The remount of The Willows includes getting to see places in the house that weren’t previously available to guests, including “one character’s room that no one has seen before,” Montgomery continues, “and they get to spend time with that character in that particular room for a good amount of time.” By opening up more of the rooms within the narrative, returning guests can look forward to learning more backstory, more of the characters’ secrets, and perhaps tie up some loose threads from previous encounters. Some of the characters’ “bedrooms and their little hidden hideaways are now open,” teases Montgomery.
With almost every living space in the mansion open, guests can dive deeper into this anything-but-shallow story. Fix adds, “if the narrative really starts to be investigated, I think people would be really delighted… We have comprehensive backstories for each character, detailing where they were born, who they are, what their role in the family is – it’s so much more than just dialogue in the script.

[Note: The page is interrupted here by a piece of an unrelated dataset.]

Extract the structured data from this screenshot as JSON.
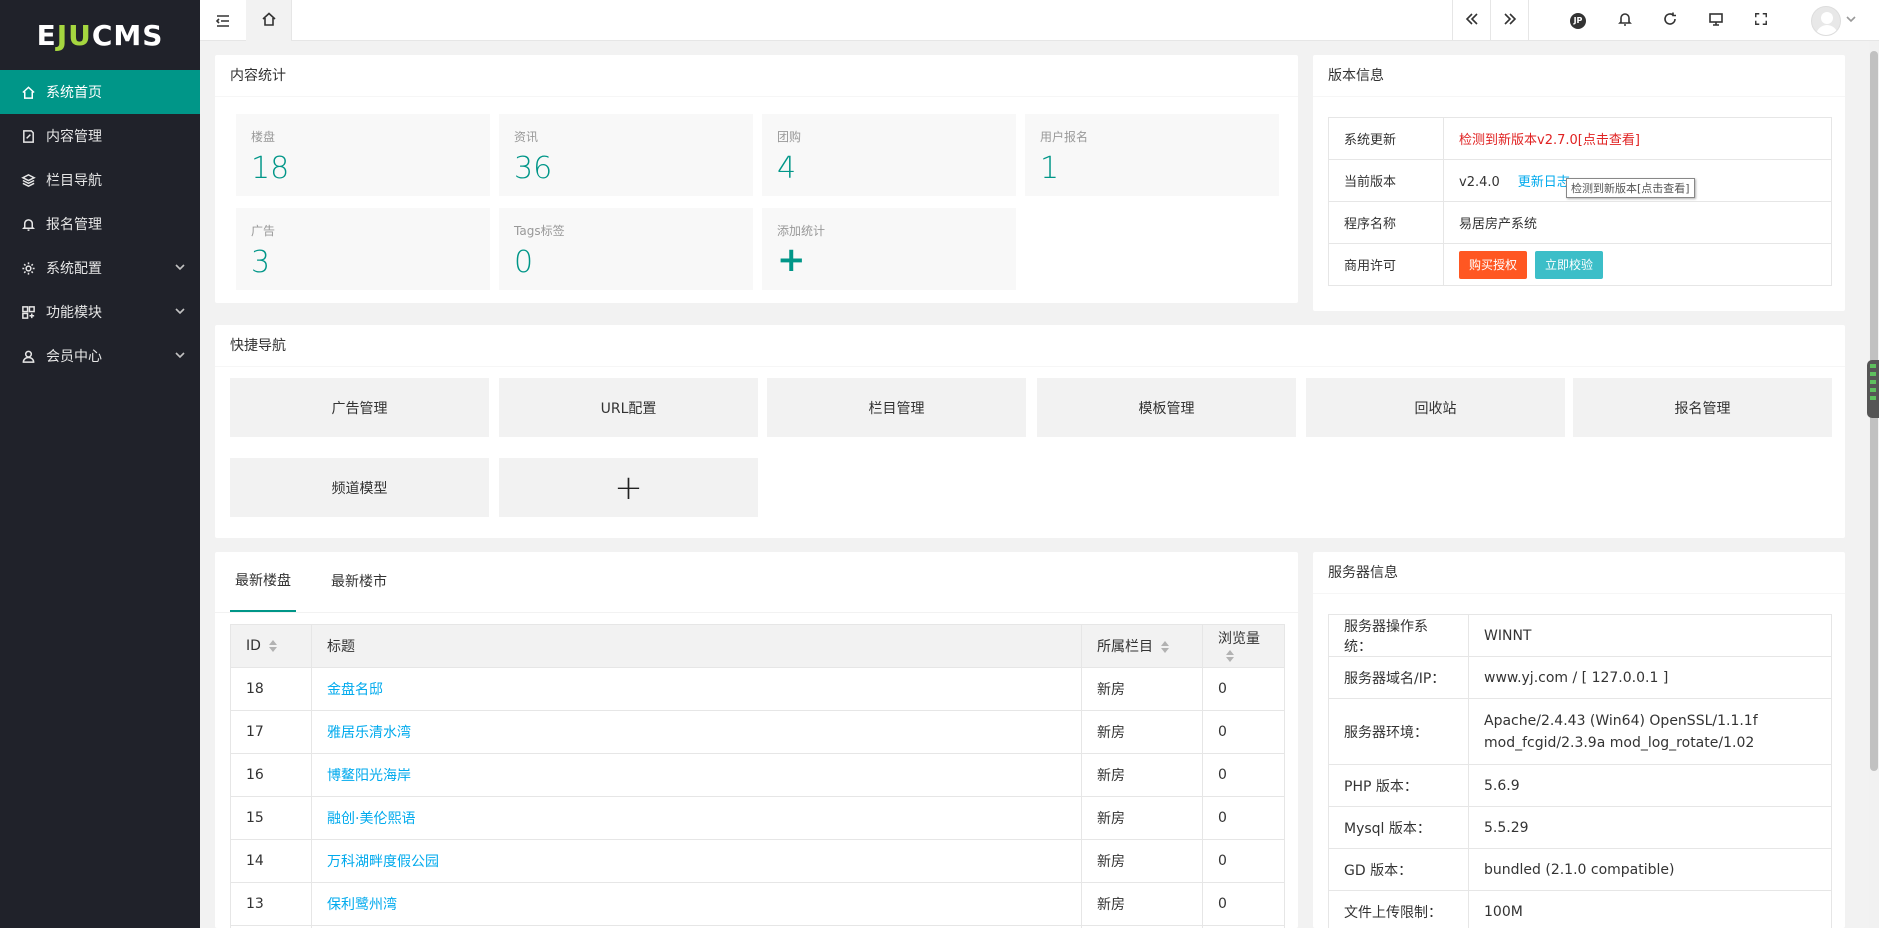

Over the course of two years, we have truly filled out this family tree.”
Although the structure of The Willows remount is very similar to their last run, “there’s still plenty of content for [returning guests] to experience that they haven’t before,” Montgomery says. Returning guests can marvel at the newly uncovered rooms and dive deeper into the characters and their evolving relationships, while new guests experience the strange Willows family and their beautiful home for the first time.
As beautiful as it is creepy, The Willows is a stunning immersive production that everyone should experience. The narrative depth, intrigue, and opulence of the event expand far beyond one visit, always evolving and bringing something new to visitors. Come join the family for dinner, and perhaps dig into their mysterious lives to see what you can uncover. The Willows family welcomes you home.
Find out more about JFI Productions and their upcoming shows on their website or Facebook page. Buy tickets to The Willows here, and keep up to date on all the immersive entertainment around L.A. with our Events Guide.
Special thanks to Taylor Winters for his help transcribing and editing this interview, and to Jeremey Connors for all photography.